You can prescribe unlicensed drugs or use drugs for unlicensed indications. You should usually prescribe licensed medication in accordance with the terms of their license.
But remember, you're legally responsible for the decision to prescribe. You must be satisfied there is sufficient evidence or experience of using the medicine to demonstrate its safety and efficacy and that a licensed alternative would not suit the patient's needs.
You should discuss proposed medications, and other options, with your patient - including the fact that the medication is unlicensed. However, it may not always be practical or necessary to explain that to the patient - for example, when treating children or in emergencies, or where there is no viable alternative treatment. This discussion, the patient's consent and your reasons for prescribing an unlicensed medicine should always be clearly recorded.
There may be other cases when prescribing unlicensed medications is supported by certified clinical guidance, and here you can explain to the patient why the medication is not licensed for its particular use.
Always answer questions about medications from patients, their parents or carers fully and honestly.
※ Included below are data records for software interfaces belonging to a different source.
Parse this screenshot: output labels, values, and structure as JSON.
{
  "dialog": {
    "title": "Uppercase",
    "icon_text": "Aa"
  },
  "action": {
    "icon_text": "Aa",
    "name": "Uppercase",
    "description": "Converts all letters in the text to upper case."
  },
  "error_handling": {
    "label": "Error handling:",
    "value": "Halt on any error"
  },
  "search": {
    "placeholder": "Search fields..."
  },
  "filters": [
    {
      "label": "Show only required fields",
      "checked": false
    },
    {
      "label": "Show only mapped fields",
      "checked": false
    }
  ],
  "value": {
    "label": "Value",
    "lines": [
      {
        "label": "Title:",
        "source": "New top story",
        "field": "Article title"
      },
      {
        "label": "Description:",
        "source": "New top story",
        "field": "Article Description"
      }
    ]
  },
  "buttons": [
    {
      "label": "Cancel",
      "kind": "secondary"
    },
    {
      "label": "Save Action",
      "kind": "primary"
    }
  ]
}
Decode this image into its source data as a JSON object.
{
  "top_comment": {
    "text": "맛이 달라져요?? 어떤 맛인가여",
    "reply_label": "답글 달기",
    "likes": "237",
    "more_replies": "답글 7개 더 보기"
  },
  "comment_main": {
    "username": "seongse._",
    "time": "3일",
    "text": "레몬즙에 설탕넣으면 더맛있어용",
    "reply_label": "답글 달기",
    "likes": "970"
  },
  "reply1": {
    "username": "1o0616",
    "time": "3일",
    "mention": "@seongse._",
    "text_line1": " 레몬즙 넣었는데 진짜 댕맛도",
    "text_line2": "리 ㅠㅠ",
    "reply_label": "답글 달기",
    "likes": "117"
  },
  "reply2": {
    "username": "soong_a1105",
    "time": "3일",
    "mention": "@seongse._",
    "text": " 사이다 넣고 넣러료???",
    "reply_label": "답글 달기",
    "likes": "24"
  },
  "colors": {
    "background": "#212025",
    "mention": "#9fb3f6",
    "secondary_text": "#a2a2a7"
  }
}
For further information, see paragraph 108 of the GMC guidance.
You can also read our guides for more advice:
This page was correct at publication on 30/01/2024. Any guidance is intended as general guidance for members only. If you are a member and need specific advice relating to your own circumstances, please contact one of our advisers.